When I was in Israel a few years back I tried this really great street food. I had gotten the recipe, but now have lost it and don't remember what it was called. It is a cross between a pancake and a bread. The one I had had za'atar, thin sliced tomatoes, and red onion fried into one side and was flipped over. Does anyone know what this is called?
I was able to track down the dish. It is called Lahuhe. There is a picture of it here. Thank you to everyone for trying to help me out.
From your description, it might have been a Malawach.
If it is, here is a link to a recipie.
I'm guessing this dish might have derived from manaqeesh (manouche) which are extremely popular all over the Levantine region, although it's spread all over now. In Melbourne, Australia, for example, there are dozens of Lebanese places that sell them.

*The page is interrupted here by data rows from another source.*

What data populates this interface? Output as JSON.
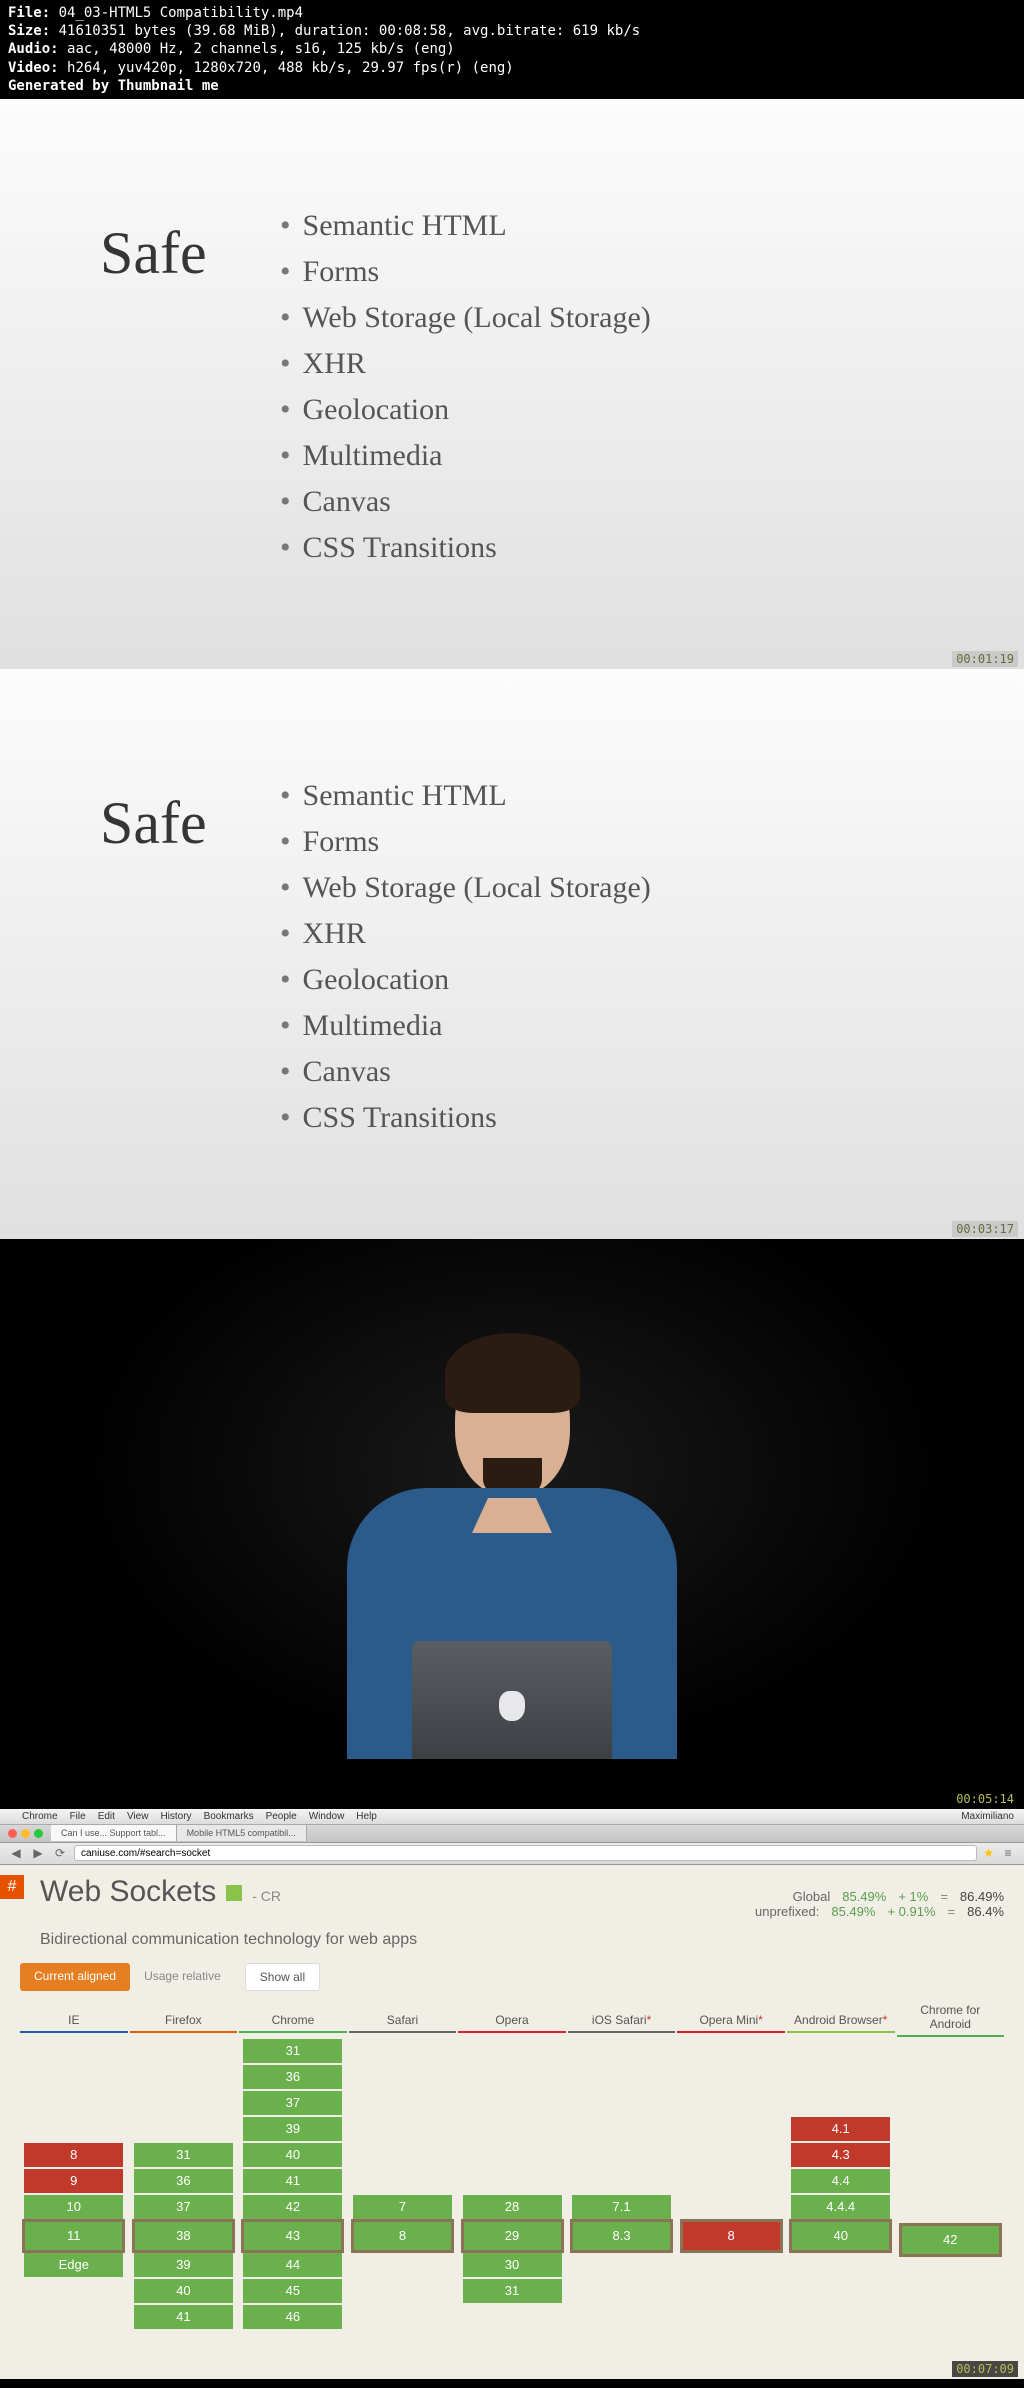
{
  "info": {
    "file_label": "File:",
    "file": "04_03-HTML5 Compatibility.mp4",
    "size_label": "Size:",
    "size": "41610351 bytes (39.68 MiB), duration: 00:08:58, avg.bitrate: 619 kb/s",
    "audio_label": "Audio:",
    "audio": "aac, 48000 Hz, 2 channels, s16, 125 kb/s (eng)",
    "video_label": "Video:",
    "video": "h264, yuv420p, 1280x720, 488 kb/s, 29.97 fps(r) (eng)",
    "gen": "Generated by Thumbnail me"
  },
  "slide1": {
    "title": "Safe",
    "items": [
      "Semantic HTML",
      "Forms",
      "Web Storage (Local Storage)",
      "XHR",
      "Geolocation",
      "Multimedia",
      "Canvas",
      "CSS Transitions"
    ],
    "ts": "00:01:19"
  },
  "slide2": {
    "title": "Safe",
    "items": [
      "Semantic HTML",
      "Forms",
      "Web Storage (Local Storage)",
      "XHR",
      "Geolocation",
      "Multimedia",
      "Canvas",
      "CSS Transitions"
    ],
    "ts": "00:03:17"
  },
  "speaker": {
    "ts": "00:05:14"
  },
  "browser": {
    "menubar": [
      "Chrome",
      "File",
      "Edit",
      "View",
      "History",
      "Bookmarks",
      "People",
      "Window",
      "Help"
    ],
    "menubar_right": "Maximiliano",
    "tabs": [
      "Can I use... Support tabl...",
      "Mobile HTML5 compatibil..."
    ],
    "url": "caniuse.com/#search=socket",
    "ts": "00:07:09",
    "caniuse": {
      "title": "Web Sockets",
      "cr": "- CR",
      "global_label": "Global",
      "unprefixed_label": "unprefixed:",
      "global_row1": {
        "a": "85.49%",
        "b": "+ 1%",
        "c": "=",
        "d": "86.49%"
      },
      "global_row2": {
        "a": "85.49%",
        "b": "+ 0.91%",
        "c": "=",
        "d": "86.4%"
      },
      "desc": "Bidirectional communication technology for web apps",
      "tabs": [
        "Current aligned",
        "Usage relative",
        "Show all"
      ],
      "browsers": [
        {
          "name": "IE",
          "cells": [
            {
              "t": "",
              "c": "empty"
            },
            {
              "t": "",
              "c": "empty"
            },
            {
              "t": "",
              "c": "empty"
            },
            {
              "t": "",
              "c": "empty"
            },
            {
              "t": "8",
              "c": "red"
            },
            {
              "t": "9",
              "c": "red"
            },
            {
              "t": "10",
              "c": "green"
            },
            {
              "t": "11",
              "c": "green",
              "cur": true
            },
            {
              "t": "Edge",
              "c": "green"
            },
            {
              "t": "",
              "c": "empty"
            },
            {
              "t": "",
              "c": "empty"
            }
          ]
        },
        {
          "name": "Firefox",
          "cells": [
            {
              "t": "",
              "c": "empty"
            },
            {
              "t": "",
              "c": "empty"
            },
            {
              "t": "",
              "c": "empty"
            },
            {
              "t": "",
              "c": "empty"
            },
            {
              "t": "31",
              "c": "green"
            },
            {
              "t": "36",
              "c": "green"
            },
            {
              "t": "37",
              "c": "green"
            },
            {
              "t": "38",
              "c": "green",
              "cur": true
            },
            {
              "t": "39",
              "c": "green"
            },
            {
              "t": "40",
              "c": "green"
            },
            {
              "t": "41",
              "c": "green"
            }
          ]
        },
        {
          "name": "Chrome",
          "cells": [
            {
              "t": "31",
              "c": "green"
            },
            {
              "t": "36",
              "c": "green"
            },
            {
              "t": "37",
              "c": "green"
            },
            {
              "t": "39",
              "c": "green"
            },
            {
              "t": "40",
              "c": "green"
            },
            {
              "t": "41",
              "c": "green"
            },
            {
              "t": "42",
              "c": "green"
            },
            {
              "t": "43",
              "c": "green",
              "cur": true
            },
            {
              "t": "44",
              "c": "green"
            },
            {
              "t": "45",
              "c": "green"
            },
            {
              "t": "46",
              "c": "green"
            }
          ]
        },
        {
          "name": "Safari",
          "cells": [
            {
              "t": "",
              "c": "empty"
            },
            {
              "t": "",
              "c": "empty"
            },
            {
              "t": "",
              "c": "empty"
            },
            {
              "t": "",
              "c": "empty"
            },
            {
              "t": "",
              "c": "empty"
            },
            {
              "t": "",
              "c": "empty"
            },
            {
              "t": "7",
              "c": "green"
            },
            {
              "t": "8",
              "c": "green",
              "cur": true
            },
            {
              "t": "",
              "c": "empty"
            },
            {
              "t": "",
              "c": "empty"
            },
            {
              "t": "",
              "c": "empty"
            }
          ]
        },
        {
          "name": "Opera",
          "cells": [
            {
              "t": "",
              "c": "empty"
            },
            {
              "t": "",
              "c": "empty"
            },
            {
              "t": "",
              "c": "empty"
            },
            {
              "t": "",
              "c": "empty"
            },
            {
              "t": "",
              "c": "empty"
            },
            {
              "t": "",
              "c": "empty"
            },
            {
              "t": "28",
              "c": "green"
            },
            {
              "t": "29",
              "c": "green",
              "cur": true
            },
            {
              "t": "30",
              "c": "green"
            },
            {
              "t": "31",
              "c": "green"
            },
            {
              "t": "",
              "c": "empty"
            }
          ]
        },
        {
          "name": "iOS Safari",
          "ast": true,
          "cells": [
            {
              "t": "",
              "c": "empty"
            },
            {
              "t": "",
              "c": "empty"
            },
            {
              "t": "",
              "c": "empty"
            },
            {
              "t": "",
              "c": "empty"
            },
            {
              "t": "",
              "c": "empty"
            },
            {
              "t": "",
              "c": "empty"
            },
            {
              "t": "7.1",
              "c": "green"
            },
            {
              "t": "8.3",
              "c": "green",
              "cur": true
            },
            {
              "t": "",
              "c": "empty"
            },
            {
              "t": "",
              "c": "empty"
            },
            {
              "t": "",
              "c": "empty"
            }
          ]
        },
        {
          "name": "Opera Mini",
          "ast": true,
          "cells": [
            {
              "t": "",
              "c": "empty"
            },
            {
              "t": "",
              "c": "empty"
            },
            {
              "t": "",
              "c": "empty"
            },
            {
              "t": "",
              "c": "empty"
            },
            {
              "t": "",
              "c": "empty"
            },
            {
              "t": "",
              "c": "empty"
            },
            {
              "t": "",
              "c": "empty"
            },
            {
              "t": "8",
              "c": "red",
              "cur": true
            },
            {
              "t": "",
              "c": "empty"
            },
            {
              "t": "",
              "c": "empty"
            },
            {
              "t": "",
              "c": "empty"
            }
          ]
        },
        {
          "name": "Android Browser",
          "ast": true,
          "cells": [
            {
              "t": "",
              "c": "empty"
            },
            {
              "t": "",
              "c": "empty"
            },
            {
              "t": "",
              "c": "empty"
            },
            {
              "t": "4.1",
              "c": "red"
            },
            {
              "t": "4.3",
              "c": "red"
            },
            {
              "t": "4.4",
              "c": "green"
            },
            {
              "t": "4.4.4",
              "c": "green"
            },
            {
              "t": "40",
              "c": "green",
              "cur": true
            },
            {
              "t": "",
              "c": "empty"
            },
            {
              "t": "",
              "c": "empty"
            },
            {
              "t": "",
              "c": "empty"
            }
          ]
        },
        {
          "name": "Chrome for Android",
          "cells": [
            {
              "t": "",
              "c": "empty"
            },
            {
              "t": "",
              "c": "empty"
            },
            {
              "t": "",
              "c": "empty"
            },
            {
              "t": "",
              "c": "empty"
            },
            {
              "t": "",
              "c": "empty"
            },
            {
              "t": "",
              "c": "empty"
            },
            {
              "t": "",
              "c": "empty"
            },
            {
              "t": "42",
              "c": "green",
              "cur": true
            },
            {
              "t": "",
              "c": "empty"
            },
            {
              "t": "",
              "c": "empty"
            },
            {
              "t": "",
              "c": "empty"
            }
          ]
        }
      ]
    }
  }
}
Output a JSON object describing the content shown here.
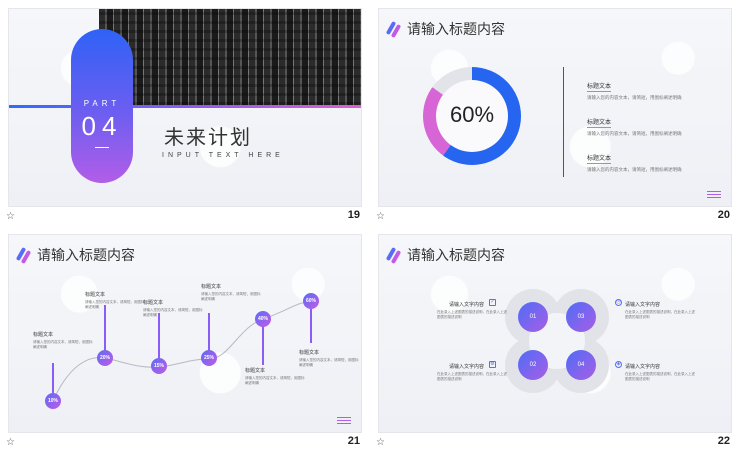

Za'tar is the most popular flavour but there are many others such as sujuk, za'tar with tomato+onion, za'tar with veggies (capsicum, tomato, onion, olives, etc), cheese, kiskh, labne, minced lamb, spinach, etc.
It's probably just flatbread. If you are in an African (West and South) influenced area, it will be unleavened, just flour and water. In the more Middle East (North and East) areas it will probably have yeast as well (or local beer)
The dough is normally left to stand for some time before being rolled and cooked
They are rolled or teased out to large circles (50cm+), and then traditionally cooked over a convex curved pan (sag?). Imagine a upside down wok, made of thick steel
On the Middle East side it is brushed with olive oil and herbs like Za'atar, or salt and chilli
If mixed and cooked quickly without leavening this is suitable for Passover, and is referred to as Matzo, but without the baked in toppings